  32. ^ Supreme Court resolution in Bar Matter No. 1161. 2005.
  33. ^ Section 6, Rule 138, Revised Rules of Court.
  34. ^ JBL: Selected Speeches and Essays in Honor of Justice Jose B.L. Reyes, p. 57-58
  35. ^ Ricardo B. Teruel. Practical Lawyering in the Philippines. Revised Edition. Central Professional Books, 1999.
  36. ^ Section 17, Rule 138, Revised Rules of Court.
  37. ^ Section 19, Rule 138, Revised Rules of Court.

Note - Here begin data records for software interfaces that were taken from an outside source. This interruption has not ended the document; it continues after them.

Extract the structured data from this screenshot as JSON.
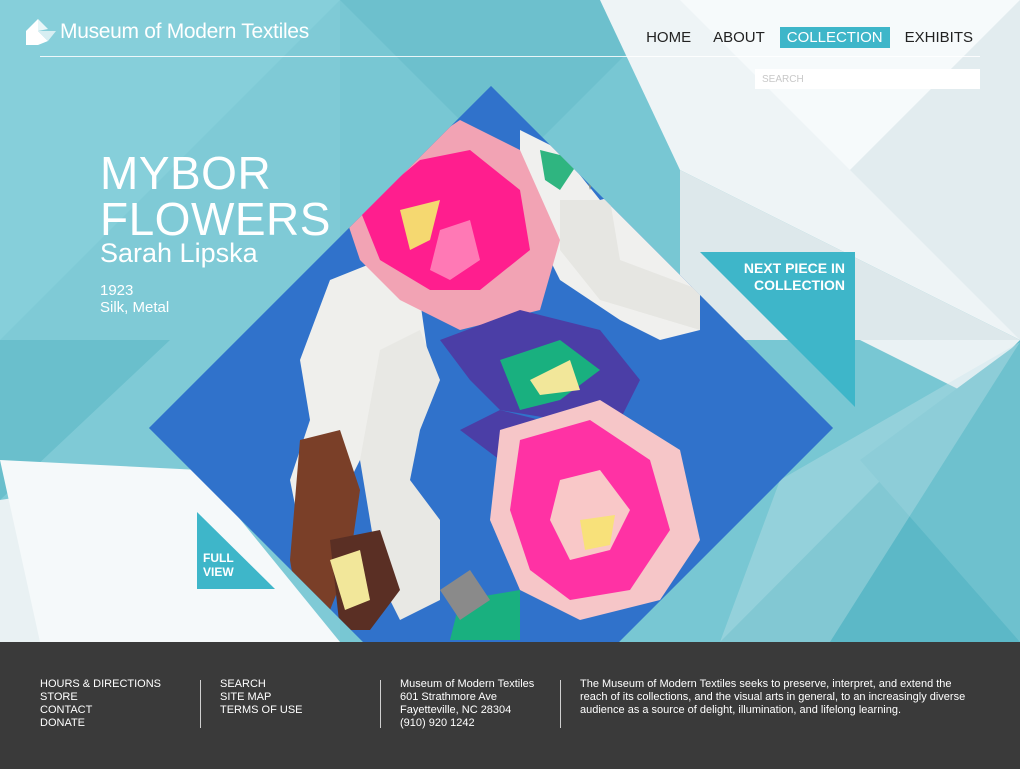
{
  "site": {
    "name": "Museum of Modern Textiles"
  },
  "nav": [
    {
      "label": "HOME",
      "active": false
    },
    {
      "label": "ABOUT",
      "active": false
    },
    {
      "label": "COLLECTION",
      "active": true
    },
    {
      "label": "EXHIBITS",
      "active": false
    }
  ],
  "search": {
    "placeholder": "SEARCH",
    "value": ""
  },
  "artwork": {
    "title": "MYBOR FLOWERS",
    "artist": "Sarah Lipska",
    "year": "1923",
    "materials": "Silk, Metal"
  },
  "buttons": {
    "next_line1": "NEXT PIECE IN",
    "next_line2": "COLLECTION",
    "full_line1": "FULL",
    "full_line2": "VIEW"
  },
  "footer": {
    "links1": [
      "HOURS & DIRECTIONS",
      "STORE",
      "CONTACT",
      "DONATE"
    ],
    "links2": [
      "SEARCH",
      "SITE MAP",
      "TERMS OF USE"
    ],
    "address": [
      "Museum of Modern Textiles",
      "601 Strathmore Ave",
      "Fayetteville, NC 28304",
      "(910) 920 1242"
    ],
    "mission": "The Museum of Modern Textiles seeks to preserve, interpret, and extend the reach of its collections, and the visual arts in general, to an increasingly diverse audience as a source of delight, illumination, and lifelong learning."
  },
  "colors": {
    "accent": "#3eb6c9",
    "background": "#7ccad6",
    "footer": "#3a3a3a",
    "textile_blue": "#2f6fc9",
    "textile_pink": "#ff2e9a"
  }
}
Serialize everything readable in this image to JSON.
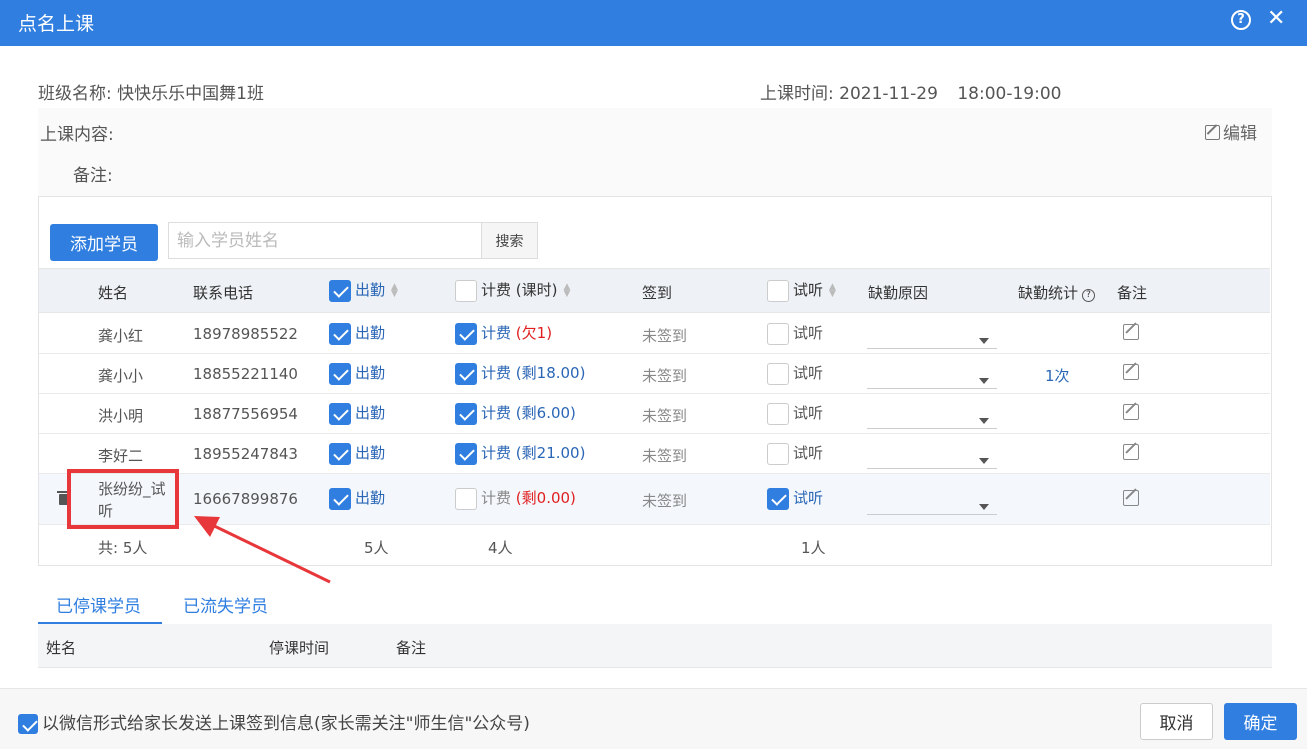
{
  "dialog": {
    "title": "点名上课",
    "help_icon": "question-circle-icon",
    "close_icon": "close-icon"
  },
  "info": {
    "class_label": "班级名称:",
    "class_name": "快快乐乐中国舞1班",
    "time_label": "上课时间:",
    "date": "2021-11-29",
    "time_range": "18:00-19:00",
    "content_label": "上课内容:",
    "remark_label": "备注:",
    "edit_label": "编辑"
  },
  "toolbar": {
    "add_label": "添加学员",
    "search_placeholder": "输入学员姓名",
    "search_label": "搜索"
  },
  "table": {
    "headers": {
      "name": "姓名",
      "phone": "联系电话",
      "attend": "出勤",
      "billing": "计费 (课时)",
      "checkin": "签到",
      "trial": "试听",
      "reason": "缺勤原因",
      "stats": "缺勤统计",
      "remark": "备注"
    },
    "rows": [
      {
        "name": "龚小红",
        "phone": "18978985522",
        "attend": true,
        "attend_label": "出勤",
        "bill": true,
        "bill_label": "计费",
        "bill_status": "(欠1)",
        "bill_red": true,
        "checkin": "未签到",
        "trial": false,
        "trial_label": "试听",
        "stats": ""
      },
      {
        "name": "龚小小",
        "phone": "18855221140",
        "attend": true,
        "attend_label": "出勤",
        "bill": true,
        "bill_label": "计费",
        "bill_status": "(剩18.00)",
        "bill_red": false,
        "checkin": "未签到",
        "trial": false,
        "trial_label": "试听",
        "stats": "1次"
      },
      {
        "name": "洪小明",
        "phone": "18877556954",
        "attend": true,
        "attend_label": "出勤",
        "bill": true,
        "bill_label": "计费",
        "bill_status": "(剩6.00)",
        "bill_red": false,
        "checkin": "未签到",
        "trial": false,
        "trial_label": "试听",
        "stats": ""
      },
      {
        "name": "李好二",
        "phone": "18955247843",
        "attend": true,
        "attend_label": "出勤",
        "bill": true,
        "bill_label": "计费",
        "bill_status": "(剩21.00)",
        "bill_red": false,
        "checkin": "未签到",
        "trial": false,
        "trial_label": "试听",
        "stats": ""
      },
      {
        "name_line1": "张纷纷_试",
        "name_line2": "听",
        "phone": "16667899876",
        "attend": true,
        "attend_label": "出勤",
        "bill": false,
        "bill_label": "计费",
        "bill_status": "(剩0.00)",
        "bill_red": true,
        "checkin": "未签到",
        "trial": true,
        "trial_label": "试听",
        "stats": ""
      }
    ],
    "summary": {
      "total": "共: 5人",
      "attend": "5人",
      "bill": "4人",
      "trial": "1人"
    }
  },
  "tabs": {
    "stopped": "已停课学员",
    "lost": "已流失学员"
  },
  "stopped_table": {
    "name": "姓名",
    "stop_time": "停课时间",
    "remark": "备注"
  },
  "footer": {
    "wechat_label": "以微信形式给家长发送上课签到信息(家长需关注\"师生信\"公众号)",
    "cancel": "取消",
    "ok": "确定"
  },
  "colors": {
    "primary": "#2f7ee0",
    "annotation": "#e8373a",
    "warn": "#e02020"
  }
}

  38. ^ query.nytimes.com, AROUND THE WORLD; 12 Philippine Justices Resign in Scandal. Since the 1982 "Ericta Scandal", it was only in 2008 that the Court relaxed the fixed rules on passing grades amid the inhibitions of 5 Justices whose relatives took the exams.
  39. ^ sun star, Bar leakage extends exams by one Sunday
  40. ^ a b "Results of the Philippine Bar Exams." TV Patrol World, ABS-CBN, March 2006.
  41. ^ Roll of Attorneys of the Supreme Court, June 2007.
  42. ^ Faculty and alumni list, Ateneo School of Law, June 2007.
  43. ^ Faculty and alumni list, FEU Institute of Law, June 2007.
  44. ^ Faculty and alumni list, Lyceum of the Philippines College of Law, June 2007.
  45. ^ Faculty and alumni list, MLQU College of Law, June 2007.
  46. ^ Faculty and alumni list, San Beda College of Law, June 2007.
  47. ^ Faculty and alumni list, San Sebastian College-Recoletos College of Law, June 2007.
  48. ^ Faculty and alumni list, UE College of Law, June 2007.
  49. ^ Faculty and alumni list, UP College of Law, June 2007.
  50. ^ Faculty and alumni list, UST Faculty of Civil Law, June 2007.
  51. ^ http://opinion.inquirer.net/inquireropinion/columns/view/20090917-225604/Bayanis-threat-to-bolt
  52. ^ http://www.mb.com.ph/articles/342809/preserve-edsa